* **Work instruction**:
Please retype all of the data below, word for word.

* **App and web page records**:
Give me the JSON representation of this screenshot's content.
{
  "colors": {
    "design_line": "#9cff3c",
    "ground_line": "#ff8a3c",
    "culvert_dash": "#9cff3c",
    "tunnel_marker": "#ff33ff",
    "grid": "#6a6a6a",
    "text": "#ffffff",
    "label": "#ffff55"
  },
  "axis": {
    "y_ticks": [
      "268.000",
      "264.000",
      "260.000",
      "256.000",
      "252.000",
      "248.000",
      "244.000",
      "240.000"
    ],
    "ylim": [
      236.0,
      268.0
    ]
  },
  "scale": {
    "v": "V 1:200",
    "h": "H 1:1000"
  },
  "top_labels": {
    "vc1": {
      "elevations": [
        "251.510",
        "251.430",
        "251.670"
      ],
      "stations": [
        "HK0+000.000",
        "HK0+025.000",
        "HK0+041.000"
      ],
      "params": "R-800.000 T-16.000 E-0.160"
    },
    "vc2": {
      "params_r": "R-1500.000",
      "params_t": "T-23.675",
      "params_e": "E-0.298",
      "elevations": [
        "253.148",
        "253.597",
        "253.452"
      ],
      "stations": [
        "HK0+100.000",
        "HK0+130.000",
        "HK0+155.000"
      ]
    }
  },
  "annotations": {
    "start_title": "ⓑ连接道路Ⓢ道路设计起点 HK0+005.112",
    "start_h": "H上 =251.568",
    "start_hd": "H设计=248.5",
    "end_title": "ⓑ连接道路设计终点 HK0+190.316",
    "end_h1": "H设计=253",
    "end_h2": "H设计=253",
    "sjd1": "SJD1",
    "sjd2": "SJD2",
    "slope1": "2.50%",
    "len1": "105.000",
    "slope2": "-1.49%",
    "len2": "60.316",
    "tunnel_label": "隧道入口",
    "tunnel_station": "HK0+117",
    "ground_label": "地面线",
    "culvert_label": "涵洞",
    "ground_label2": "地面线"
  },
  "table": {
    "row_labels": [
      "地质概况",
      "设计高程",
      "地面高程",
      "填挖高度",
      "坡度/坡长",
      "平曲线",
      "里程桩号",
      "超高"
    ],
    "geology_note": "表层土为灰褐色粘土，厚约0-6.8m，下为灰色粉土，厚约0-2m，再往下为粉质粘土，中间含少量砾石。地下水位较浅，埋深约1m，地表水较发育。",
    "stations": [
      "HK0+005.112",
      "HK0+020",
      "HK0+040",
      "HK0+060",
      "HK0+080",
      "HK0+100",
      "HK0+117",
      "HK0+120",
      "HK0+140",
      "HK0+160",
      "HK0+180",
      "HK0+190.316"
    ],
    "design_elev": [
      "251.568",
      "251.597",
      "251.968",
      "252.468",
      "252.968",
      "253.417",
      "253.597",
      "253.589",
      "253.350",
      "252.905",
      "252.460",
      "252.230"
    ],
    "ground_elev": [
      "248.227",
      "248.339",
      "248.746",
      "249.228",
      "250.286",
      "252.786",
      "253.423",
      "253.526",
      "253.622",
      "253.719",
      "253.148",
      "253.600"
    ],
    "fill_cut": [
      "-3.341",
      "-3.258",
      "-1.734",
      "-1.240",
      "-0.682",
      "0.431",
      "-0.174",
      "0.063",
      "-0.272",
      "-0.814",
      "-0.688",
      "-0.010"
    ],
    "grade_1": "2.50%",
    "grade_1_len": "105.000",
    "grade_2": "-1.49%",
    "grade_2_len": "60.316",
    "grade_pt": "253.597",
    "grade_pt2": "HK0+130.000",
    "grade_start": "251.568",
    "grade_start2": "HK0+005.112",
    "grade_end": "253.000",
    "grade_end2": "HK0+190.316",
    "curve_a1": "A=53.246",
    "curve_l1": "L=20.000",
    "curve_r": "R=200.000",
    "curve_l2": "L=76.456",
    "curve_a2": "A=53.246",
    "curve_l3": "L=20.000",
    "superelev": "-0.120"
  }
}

* **Task response**:
Give me the JSON representation of this screenshot's content.
{
  "colors": {
    "design_line": "#9cff3c",
    "ground_line": "#ff8a3c",
    "culvert_dash": "#9cff3c",
    "tunnel_marker": "#ff33ff",
    "grid": "#6a6a6a",
    "text": "#ffffff",
    "label": "#ffff55"
  },
  "axis": {
    "y_ticks": [
      "268.000",
      "264.000",
      "260.000",
      "256.000",
      "252.000",
      "248.000",
      "244.000",
      "240.000"
    ],
    "ylim": [
      236.0,
      268.0
    ]
  },
  "scale": {
    "v": "V 1:200",
    "h": "H 1:1000"
  },
  "top_labels": {
    "vc1": {
      "elevations": [
        "251.510",
        "251.430",
        "251.670"
      ],
      "stations": [
        "HK0+000.000",
        "HK0+025.000",
        "HK0+041.000"
      ],
      "params": "R-800.000 T-16.000 E-0.160"
    },
    "vc2": {
      "params_r": "R-1500.000",
      "params_t": "T-23.675",
      "params_e": "E-0.298",
      "elevations": [
        "253.148",
        "253.597",
        "253.452"
      ],
      "stations": [
        "HK0+100.000",
        "HK0+130.000",
        "HK0+155.000"
      ]
    }
  },
  "annotations": {
    "start_title": "ⓑ连接道路Ⓢ道路设计起点 HK0+005.112",
    "start_h": "H上 =251.568",
    "start_hd": "H设计=248.5",
    "end_title": "ⓑ连接道路设计终点 HK0+190.316",
    "end_h1": "H设计=253",
    "end_h2": "H设计=253",
    "sjd1": "SJD1",
    "sjd2": "SJD2",
    "slope1": "2.50%",
    "len1": "105.000",
    "slope2": "-1.49%",
    "len2": "60.316",
    "tunnel_label": "隧道入口",
    "tunnel_station": "HK0+117",
    "ground_label": "地面线",
    "culvert_label": "涵洞",
    "ground_label2": "地面线"
  },
  "table": {
    "row_labels": [
      "地质概况",
      "设计高程",
      "地面高程",
      "填挖高度",
      "坡度/坡长",
      "平曲线",
      "里程桩号",
      "超高"
    ],
    "geology_note": "表层土为灰褐色粘土，厚约0-6.8m，下为灰色粉土，厚约0-2m，再往下为粉质粘土，中间含少量砾石。地下水位较浅，埋深约1m，地表水较发育。",
    "stations": [
      "HK0+005.112",
      "HK0+020",
      "HK0+040",
      "HK0+060",
      "HK0+080",
      "HK0+100",
      "HK0+117",
      "HK0+120",
      "HK0+140",
      "HK0+160",
      "HK0+180",
      "HK0+190.316"
    ],
    "design_elev": [
      "251.568",
      "251.597",
      "251.968",
      "252.468",
      "252.968",
      "253.417",
      "253.597",
      "253.589",
      "253.350",
      "252.905",
      "252.460",
      "252.230"
    ],
    "ground_elev": [
      "248.227",
      "248.339",
      "248.746",
      "249.228",
      "250.286",
      "252.786",
      "253.423",
      "253.526",
      "253.622",
      "253.719",
      "253.148",
      "253.600"
    ],
    "fill_cut": [
      "-3.341",
      "-3.258",
      "-1.734",
      "-1.240",
      "-0.682",
      "0.431",
      "-0.174",
      "0.063",
      "-0.272",
      "-0.814",
      "-0.688",
      "-0.010"
    ],
    "grade_1": "2.50%",
    "grade_1_len": "105.000",
    "grade_2": "-1.49%",
    "grade_2_len": "60.316",
    "grade_pt": "253.597",
    "grade_pt2": "HK0+130.000",
    "grade_start": "251.568",
    "grade_start2": "HK0+005.112",
    "grade_end": "253.000",
    "grade_end2": "HK0+190.316",
    "curve_a1": "A=53.246",
    "curve_l1": "L=20.000",
    "curve_r": "R=200.000",
    "curve_l2": "L=76.456",
    "curve_a2": "A=53.246",
    "curve_l3": "L=20.000",
    "superelev": "-0.120"
  }
}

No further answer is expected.